Week Thirty: Biscuits
I’ve said it before, and I’ll say it again: I don’t think there’s a man, woman, or child in this country that doesn’t enjoy a good biscuit. But sometimes, you want something a bit more special, a bit more interesting than simply a plain biscuit, as good as it may be.
Enter the sweet potato biscuit. Known in the South for ages, the sweet potato biscuit has only fairly recently made its way above the Mason-Dixon line, charming palates and winning hearts all the way. The idea is simple: biscuit + sweet potato = sweet potato biscuit. But how such a simple addition can result in something so universally beloved, so scrumptious, is still a mystery.
Adding sweet potato to a biscuit adds a gorgeous orange hue and an earthy, lightly sweet flavor, one that goes perfectly with a slice of good ham and a spot of mustard or horseradish (or both). It also makes for a more tender biscuit, as it adds moisture, and – to a much lesser extent – the fibrous sweet potato helps shorten any strands of gluten that form. This is not license to over-knead or over-work your biscuit dough; but it does help a little, and every little bit helps with biscuits.
These biscuits are, of course, an excellent addition to any brunch menu, sunny, cheerful, and wholly welcoming, stacked high on a plate. But as good as they are with simply butter and a cup of coffee, they’re just as good used for more savory applications. Try serving them with a seared duck breast, perhaps with a bit of cranberry (or any other tart berry) sauce on the side. If you prefer your lily gilded, throw a pinch or two of cayenne pepper into the dough. Sweet potatoes and cayenne are best friends, and would be just heavenly topped with a blushing slice of duck. My mouth is watering!

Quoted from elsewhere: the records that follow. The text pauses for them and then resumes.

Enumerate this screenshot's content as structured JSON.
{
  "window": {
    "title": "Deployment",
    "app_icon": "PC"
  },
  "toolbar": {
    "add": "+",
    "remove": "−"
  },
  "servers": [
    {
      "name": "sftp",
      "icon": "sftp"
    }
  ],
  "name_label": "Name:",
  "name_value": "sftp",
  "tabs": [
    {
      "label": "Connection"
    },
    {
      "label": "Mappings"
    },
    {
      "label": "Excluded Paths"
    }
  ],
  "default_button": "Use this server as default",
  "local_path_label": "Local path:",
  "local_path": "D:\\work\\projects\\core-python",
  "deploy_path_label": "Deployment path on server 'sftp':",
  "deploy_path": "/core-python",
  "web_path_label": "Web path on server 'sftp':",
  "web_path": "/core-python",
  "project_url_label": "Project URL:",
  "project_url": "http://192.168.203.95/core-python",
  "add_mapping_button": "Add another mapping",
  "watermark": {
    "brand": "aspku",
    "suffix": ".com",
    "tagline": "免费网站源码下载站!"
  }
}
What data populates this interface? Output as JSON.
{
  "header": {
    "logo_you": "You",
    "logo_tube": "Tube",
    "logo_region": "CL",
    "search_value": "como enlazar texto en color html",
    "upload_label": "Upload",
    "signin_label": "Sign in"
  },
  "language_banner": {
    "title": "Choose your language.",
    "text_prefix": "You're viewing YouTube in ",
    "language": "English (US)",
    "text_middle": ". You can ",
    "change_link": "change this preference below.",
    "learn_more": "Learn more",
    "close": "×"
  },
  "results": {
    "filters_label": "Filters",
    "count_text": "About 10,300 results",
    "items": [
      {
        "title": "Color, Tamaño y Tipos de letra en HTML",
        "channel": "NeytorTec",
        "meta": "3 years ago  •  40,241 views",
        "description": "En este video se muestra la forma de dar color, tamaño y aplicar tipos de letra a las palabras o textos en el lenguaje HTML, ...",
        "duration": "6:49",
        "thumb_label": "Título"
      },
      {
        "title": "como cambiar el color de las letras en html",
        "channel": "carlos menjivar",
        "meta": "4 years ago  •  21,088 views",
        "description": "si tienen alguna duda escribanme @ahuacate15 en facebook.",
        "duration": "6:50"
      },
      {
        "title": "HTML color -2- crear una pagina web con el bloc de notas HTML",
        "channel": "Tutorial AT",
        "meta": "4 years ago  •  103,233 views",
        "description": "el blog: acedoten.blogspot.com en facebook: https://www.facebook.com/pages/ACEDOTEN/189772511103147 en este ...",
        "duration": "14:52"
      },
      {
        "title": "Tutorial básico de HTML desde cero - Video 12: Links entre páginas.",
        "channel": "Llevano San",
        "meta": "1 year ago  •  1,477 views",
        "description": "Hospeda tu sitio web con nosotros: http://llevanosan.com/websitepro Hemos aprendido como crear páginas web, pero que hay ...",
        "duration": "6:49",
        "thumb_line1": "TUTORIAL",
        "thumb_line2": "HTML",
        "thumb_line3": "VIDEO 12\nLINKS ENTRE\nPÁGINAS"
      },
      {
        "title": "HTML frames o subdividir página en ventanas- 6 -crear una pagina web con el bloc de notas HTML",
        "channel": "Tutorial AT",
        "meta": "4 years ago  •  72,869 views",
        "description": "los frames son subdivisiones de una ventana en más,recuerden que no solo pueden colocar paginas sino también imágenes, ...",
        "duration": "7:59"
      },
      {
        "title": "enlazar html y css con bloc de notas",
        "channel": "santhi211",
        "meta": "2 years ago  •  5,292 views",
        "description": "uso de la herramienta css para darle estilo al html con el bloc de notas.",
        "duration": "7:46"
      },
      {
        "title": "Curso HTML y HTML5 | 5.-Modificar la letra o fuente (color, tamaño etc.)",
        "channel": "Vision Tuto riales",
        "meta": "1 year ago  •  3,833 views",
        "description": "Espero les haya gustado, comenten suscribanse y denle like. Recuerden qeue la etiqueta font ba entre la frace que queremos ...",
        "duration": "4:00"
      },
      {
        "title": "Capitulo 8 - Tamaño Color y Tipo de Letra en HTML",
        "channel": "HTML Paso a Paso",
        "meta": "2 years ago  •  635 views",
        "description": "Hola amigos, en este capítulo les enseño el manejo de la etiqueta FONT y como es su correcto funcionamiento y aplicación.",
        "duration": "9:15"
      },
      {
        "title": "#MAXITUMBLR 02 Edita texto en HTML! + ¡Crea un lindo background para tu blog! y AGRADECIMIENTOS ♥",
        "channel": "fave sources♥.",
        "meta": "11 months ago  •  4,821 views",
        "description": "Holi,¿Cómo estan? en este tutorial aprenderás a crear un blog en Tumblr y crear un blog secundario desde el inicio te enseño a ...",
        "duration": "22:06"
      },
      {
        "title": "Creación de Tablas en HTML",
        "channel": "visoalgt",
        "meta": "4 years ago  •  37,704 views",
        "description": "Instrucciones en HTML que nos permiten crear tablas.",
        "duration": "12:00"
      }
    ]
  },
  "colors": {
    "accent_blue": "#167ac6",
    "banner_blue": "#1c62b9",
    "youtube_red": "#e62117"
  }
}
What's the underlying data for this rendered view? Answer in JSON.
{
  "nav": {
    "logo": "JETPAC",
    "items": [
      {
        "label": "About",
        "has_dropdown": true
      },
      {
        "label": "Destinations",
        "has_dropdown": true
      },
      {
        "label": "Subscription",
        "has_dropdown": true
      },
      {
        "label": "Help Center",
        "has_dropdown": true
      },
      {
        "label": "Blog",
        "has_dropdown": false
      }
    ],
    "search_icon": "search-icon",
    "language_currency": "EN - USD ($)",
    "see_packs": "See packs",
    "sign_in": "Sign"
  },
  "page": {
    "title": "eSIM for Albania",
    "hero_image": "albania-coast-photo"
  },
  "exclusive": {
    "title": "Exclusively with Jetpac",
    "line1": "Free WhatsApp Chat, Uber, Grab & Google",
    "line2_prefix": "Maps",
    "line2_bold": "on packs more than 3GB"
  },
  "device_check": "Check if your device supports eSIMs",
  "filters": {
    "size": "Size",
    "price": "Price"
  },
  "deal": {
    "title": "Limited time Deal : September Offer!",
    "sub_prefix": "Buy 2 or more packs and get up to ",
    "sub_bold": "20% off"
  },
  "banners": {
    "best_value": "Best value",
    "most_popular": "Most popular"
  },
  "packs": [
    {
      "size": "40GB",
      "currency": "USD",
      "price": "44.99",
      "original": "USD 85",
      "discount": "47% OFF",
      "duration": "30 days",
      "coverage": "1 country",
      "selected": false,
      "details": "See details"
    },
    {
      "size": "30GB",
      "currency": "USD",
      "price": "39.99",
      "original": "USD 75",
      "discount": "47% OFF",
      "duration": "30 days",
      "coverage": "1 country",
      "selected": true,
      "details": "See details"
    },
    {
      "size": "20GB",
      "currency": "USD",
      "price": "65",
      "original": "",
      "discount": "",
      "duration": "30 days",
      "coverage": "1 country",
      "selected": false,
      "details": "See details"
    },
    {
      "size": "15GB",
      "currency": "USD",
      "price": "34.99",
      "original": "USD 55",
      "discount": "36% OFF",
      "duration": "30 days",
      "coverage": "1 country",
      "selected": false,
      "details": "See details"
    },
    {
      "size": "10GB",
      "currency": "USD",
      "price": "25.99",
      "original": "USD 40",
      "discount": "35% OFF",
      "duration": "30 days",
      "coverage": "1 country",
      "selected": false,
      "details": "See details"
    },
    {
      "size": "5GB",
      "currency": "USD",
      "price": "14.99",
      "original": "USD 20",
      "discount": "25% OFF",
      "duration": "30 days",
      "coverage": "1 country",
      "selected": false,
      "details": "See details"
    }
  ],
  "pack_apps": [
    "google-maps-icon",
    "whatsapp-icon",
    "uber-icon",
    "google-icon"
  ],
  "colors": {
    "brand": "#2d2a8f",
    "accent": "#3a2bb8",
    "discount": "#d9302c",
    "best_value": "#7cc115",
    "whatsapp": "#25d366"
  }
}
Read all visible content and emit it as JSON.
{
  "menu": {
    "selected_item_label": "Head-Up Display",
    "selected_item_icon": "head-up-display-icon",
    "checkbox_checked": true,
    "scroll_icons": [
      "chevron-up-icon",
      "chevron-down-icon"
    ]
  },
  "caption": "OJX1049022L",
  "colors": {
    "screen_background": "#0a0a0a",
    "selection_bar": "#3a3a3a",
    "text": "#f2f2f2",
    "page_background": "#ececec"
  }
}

Sweet Potato Biscuits
Makes about 16
1 large or 2 small sweet potatoes
3/4 to 1 cup cold milk, plus extra for brushing tops
5 tablespoons cold unsalted butter
8 ounces unbleached all-purpose flour
1 tablespoon baking powder
1/2 teaspoon salt
1. Preheat oven to 400° F. Pierce sweet potatoes a few times with a fork. Wrap tightly in aluminum foil, and bake for 45 minutes to 1 hour, or until very soft. Let cool, and remove skin.
2. In a glass measuring cup, mash 1 cup of cooked sweet potato. Stir in the milk, a little at a time, until the mixture measures 1 3/4 cups. Place mixture in the refrigerator to chill while preparing other ingredients.
3. Grease a large baking sheet, or line with parchment paper. Cut the butter into as small pieces as possible. Pile loosely on a small plate and freeze while preparing remaining ingredients.
4. In a large bowl, whisk together the flour, baking powder, and salt. Add partly-frozen butter and moving quickly, toss and pinch butter into flour with fingertips, tossing the mixture around to be sure to reach all pieces of butter, until the mixture resembles coarse meal. Large flakes or pea-sized lumps are just fine.
5. Add the milk mixture to the flour mixture, and fold quickly but gently with a fork or nonstick spatula until all dry ingredients are moistened and a rough dough forms.
6. Turn the dough out onto a floured work surface. With floured hands, press the dough together into a cohesive mass. Liberally dust the top with flour, and fold the dough in half (you may need to use a bench scraper to help with this).
7. Using a rolling pin, and dusting with flour as needed to prevent sticking, gently roll the dough out to about 1/2 inch thick. With a round cutter or a small drinking glass, and using a decisive stamping movement, cut as many biscuits as you can, cutting each out as closely as possible to the next one. Do not twist the cutter. Transfer the biscuits to the prepared baking sheet.
8. Gather scraps together by gathering in from the sides, pressing the cut sides together. Do not re-knead or re-roll for the best results. Form biscuits from scraps either by hand-shaping or by cutting. Transfer scrap biscuits to the prepared baking sheet.
9. Lightly brush the tops of the biscuits with milk. Bake the biscuits at 400° F for 20 to 25 minutes, or until lightly browned on top. Let cool on the pan for a minute or so, then transfer biscuits to a wire rack to finish cooling. Serve warm.
1. Biscuits can be stored at room temperature, wrapped tightly in aluminum foil, for 6 to 8 hours. Before serving, rewarm in a 350° F oven for 5 minutes. If not eating within that time, freeze, wrapped in foil. To serve, bake unthawed and unwrapped, for 10 minutes at 350° F.
2. You can bake the sweet potatoes up to 2 days in advance, and store in the refrigerator until ready to use. An added benefit with this approach is that it keeps your liquid mixture cold, so as not to melt the butter, crucial for making tender biscuits.